When you have gone through the records, report how many lines include "JSON", giving the number and nothing more.
————
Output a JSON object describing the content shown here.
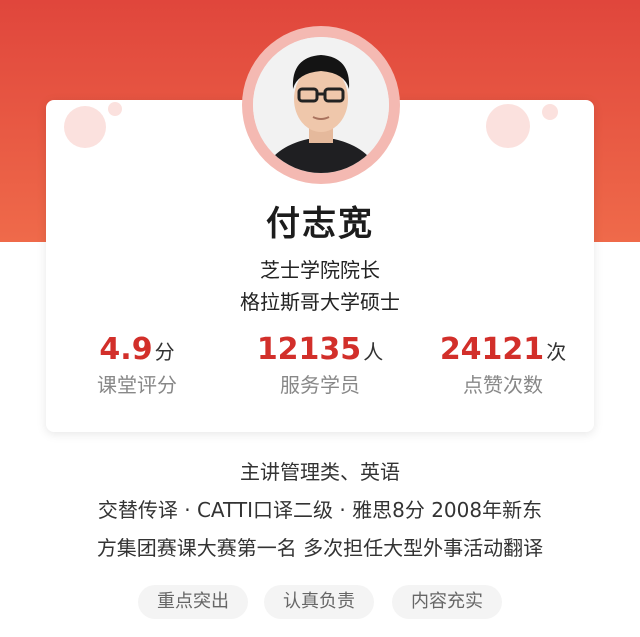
{
  "profile": {
    "name": "付志宽",
    "title_line1": "芝士学院院长",
    "title_line2": "格拉斯哥大学硕士"
  },
  "stats": [
    {
      "value": "4.9",
      "unit": "分",
      "label": "课堂评分"
    },
    {
      "value": "12135",
      "unit": "人",
      "label": "服务学员"
    },
    {
      "value": "24121",
      "unit": "次",
      "label": "点赞次数"
    }
  ],
  "description": {
    "line1": "主讲管理类、英语",
    "line2": "交替传译 · CATTI口译二级 · 雅思8分 2008年新东",
    "line3": "方集团赛课大赛第一名 多次担任大型外事活动翻译"
  },
  "tags": [
    "重点突出",
    "认真负责",
    "内容充实"
  ],
  "colors": {
    "header_bg": "#e0463c",
    "accent": "#d22f2a"
  }
}
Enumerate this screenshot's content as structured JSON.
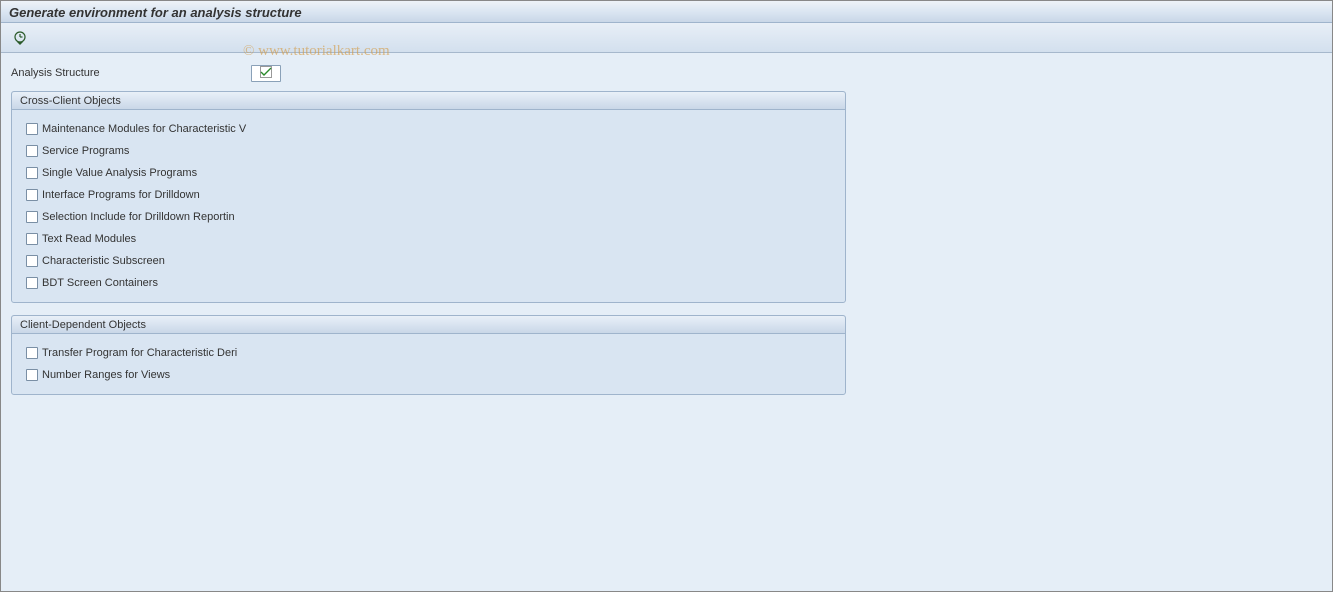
{
  "title": "Generate environment for an analysis structure",
  "toolbar": {
    "execute_icon": "execute"
  },
  "field": {
    "label": "Analysis Structure",
    "value": ""
  },
  "group1": {
    "title": "Cross-Client Objects",
    "items": [
      "Maintenance Modules for Characteristic V",
      "Service Programs",
      "Single Value Analysis Programs",
      "Interface Programs for Drilldown",
      "Selection Include for Drilldown Reportin",
      "Text Read Modules",
      "Characteristic Subscreen",
      "BDT Screen Containers"
    ]
  },
  "group2": {
    "title": "Client-Dependent Objects",
    "items": [
      "Transfer Program for Characteristic Deri",
      "Number Ranges for Views"
    ]
  },
  "watermark": "© www.tutorialkart.com"
}
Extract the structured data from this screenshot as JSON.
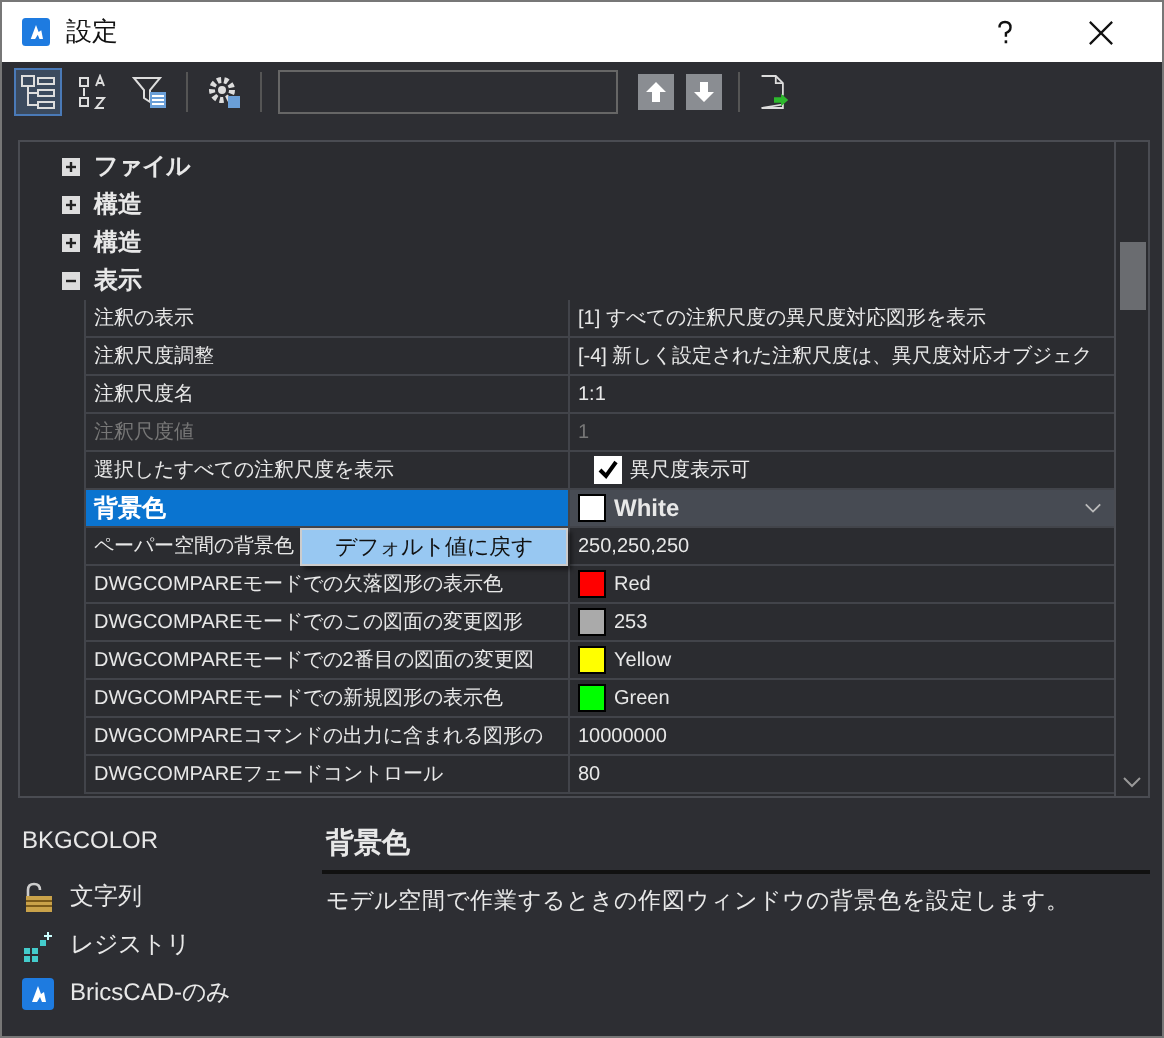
{
  "window": {
    "title": "設定"
  },
  "view_buttons": [
    {
      "kind": "categorized",
      "selected": true
    },
    {
      "kind": "alphabetical",
      "selected": false
    },
    {
      "kind": "filter",
      "selected": false
    }
  ],
  "tree": [
    {
      "label": "ファイル",
      "expanded": false
    },
    {
      "label": "構造",
      "expanded": false
    },
    {
      "label": "構造",
      "expanded": false
    },
    {
      "label": "表示",
      "expanded": true,
      "children": [
        {
          "name": "注釈の表示",
          "value": "[1] すべての注釈尺度の異尺度対応図形を表示",
          "kind": "text",
          "selected": false,
          "disabled": false
        },
        {
          "name": "注釈尺度調整",
          "value": "[-4] 新しく設定された注釈尺度は、異尺度対応オブジェク",
          "kind": "text",
          "selected": false,
          "disabled": false
        },
        {
          "name": "注釈尺度名",
          "value": "1:1",
          "kind": "text",
          "selected": false,
          "disabled": false
        },
        {
          "name": "注釈尺度値",
          "value": "1",
          "kind": "text",
          "selected": false,
          "disabled": true
        },
        {
          "name": "選択したすべての注釈尺度を表示",
          "value": "異尺度表示可",
          "kind": "checkbox",
          "checked": true,
          "selected": false,
          "disabled": false
        },
        {
          "name": "背景色",
          "value": "White",
          "kind": "dropdown",
          "color": "#ffffff",
          "selected": true,
          "disabled": false
        },
        {
          "name": "ペーパー空間の背景色",
          "value": "250,250,250",
          "kind": "text",
          "selected": false,
          "disabled": false
        },
        {
          "name": "DWGCOMPAREモードでの欠落図形の表示色",
          "value": "Red",
          "kind": "color",
          "color": "#ff0000",
          "selected": false,
          "disabled": false
        },
        {
          "name": "DWGCOMPAREモードでのこの図面の変更図形",
          "value": "253",
          "kind": "color",
          "color": "#aaaaaa",
          "selected": false,
          "disabled": false
        },
        {
          "name": "DWGCOMPAREモードでの2番目の図面の変更図",
          "value": "Yellow",
          "kind": "color",
          "color": "#ffff00",
          "selected": false,
          "disabled": false
        },
        {
          "name": "DWGCOMPAREモードでの新規図形の表示色",
          "value": "Green",
          "kind": "color",
          "color": "#00ff00",
          "selected": false,
          "disabled": false
        },
        {
          "name": "DWGCOMPAREコマンドの出力に含まれる図形の",
          "value": "10000000",
          "kind": "text",
          "selected": false,
          "disabled": false
        },
        {
          "name": "DWGCOMPAREフェードコントロール",
          "value": "80",
          "kind": "text",
          "selected": false,
          "disabled": false
        }
      ]
    }
  ],
  "context_menu": {
    "items": [
      {
        "label": "デフォルト値に戻す"
      }
    ]
  },
  "info": {
    "command": "BKGCOLOR",
    "tags": [
      {
        "kind": "string",
        "label": "文字列"
      },
      {
        "kind": "registry",
        "label": "レジストリ"
      },
      {
        "kind": "brics",
        "label": "BricsCAD-のみ"
      }
    ],
    "title": "背景色",
    "description": "モデル空間で作業するときの作図ウィンドウの背景色を設定します。"
  }
}
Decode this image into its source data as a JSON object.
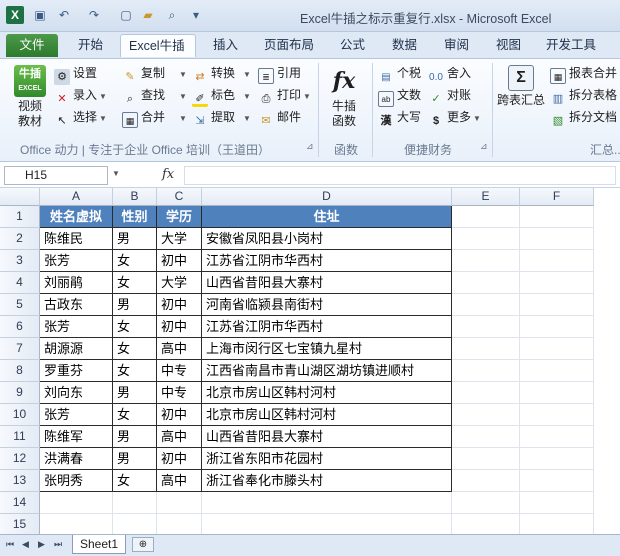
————
## SOLUTION FOR THIS TASK
4